### The records
....

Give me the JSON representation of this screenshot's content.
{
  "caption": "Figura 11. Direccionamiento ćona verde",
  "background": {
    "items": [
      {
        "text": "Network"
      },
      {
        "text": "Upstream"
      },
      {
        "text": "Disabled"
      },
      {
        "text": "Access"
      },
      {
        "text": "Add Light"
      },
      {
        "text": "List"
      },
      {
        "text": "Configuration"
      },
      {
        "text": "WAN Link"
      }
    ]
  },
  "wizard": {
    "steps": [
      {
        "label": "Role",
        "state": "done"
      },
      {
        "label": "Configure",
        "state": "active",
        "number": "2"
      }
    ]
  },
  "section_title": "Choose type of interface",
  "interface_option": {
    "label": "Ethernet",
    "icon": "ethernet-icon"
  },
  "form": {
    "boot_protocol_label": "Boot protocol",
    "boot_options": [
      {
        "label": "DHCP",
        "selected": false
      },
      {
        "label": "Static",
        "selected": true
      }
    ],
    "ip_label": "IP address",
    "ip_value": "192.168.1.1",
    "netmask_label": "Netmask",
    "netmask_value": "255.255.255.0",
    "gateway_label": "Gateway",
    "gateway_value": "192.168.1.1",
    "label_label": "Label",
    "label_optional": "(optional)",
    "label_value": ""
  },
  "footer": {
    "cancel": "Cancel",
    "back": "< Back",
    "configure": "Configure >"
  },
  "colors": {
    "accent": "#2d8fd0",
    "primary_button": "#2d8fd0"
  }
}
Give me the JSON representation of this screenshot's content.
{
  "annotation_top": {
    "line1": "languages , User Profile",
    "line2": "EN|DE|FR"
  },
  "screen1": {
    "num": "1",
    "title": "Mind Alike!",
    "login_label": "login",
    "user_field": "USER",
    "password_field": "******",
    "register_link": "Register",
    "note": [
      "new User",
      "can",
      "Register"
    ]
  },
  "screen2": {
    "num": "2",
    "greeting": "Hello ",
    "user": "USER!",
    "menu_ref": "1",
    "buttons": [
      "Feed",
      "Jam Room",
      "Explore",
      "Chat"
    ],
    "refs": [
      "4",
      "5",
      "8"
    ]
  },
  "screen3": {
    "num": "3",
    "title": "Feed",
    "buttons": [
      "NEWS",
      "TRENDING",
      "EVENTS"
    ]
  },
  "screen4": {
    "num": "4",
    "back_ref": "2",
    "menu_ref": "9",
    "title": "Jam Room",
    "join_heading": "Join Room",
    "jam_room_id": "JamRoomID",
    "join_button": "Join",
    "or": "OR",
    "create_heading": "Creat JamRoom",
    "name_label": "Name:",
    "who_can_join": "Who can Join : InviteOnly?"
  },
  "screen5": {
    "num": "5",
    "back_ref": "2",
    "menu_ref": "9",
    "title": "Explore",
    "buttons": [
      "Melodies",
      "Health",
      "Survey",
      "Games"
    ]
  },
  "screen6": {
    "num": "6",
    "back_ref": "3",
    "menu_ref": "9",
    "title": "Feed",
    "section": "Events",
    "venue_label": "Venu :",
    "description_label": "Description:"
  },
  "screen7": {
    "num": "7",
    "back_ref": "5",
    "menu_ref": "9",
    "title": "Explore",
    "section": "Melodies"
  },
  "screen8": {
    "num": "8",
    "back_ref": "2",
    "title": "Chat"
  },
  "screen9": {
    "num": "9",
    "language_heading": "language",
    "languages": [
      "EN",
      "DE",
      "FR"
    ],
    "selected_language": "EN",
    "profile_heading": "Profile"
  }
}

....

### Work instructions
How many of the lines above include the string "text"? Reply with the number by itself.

### Task response
8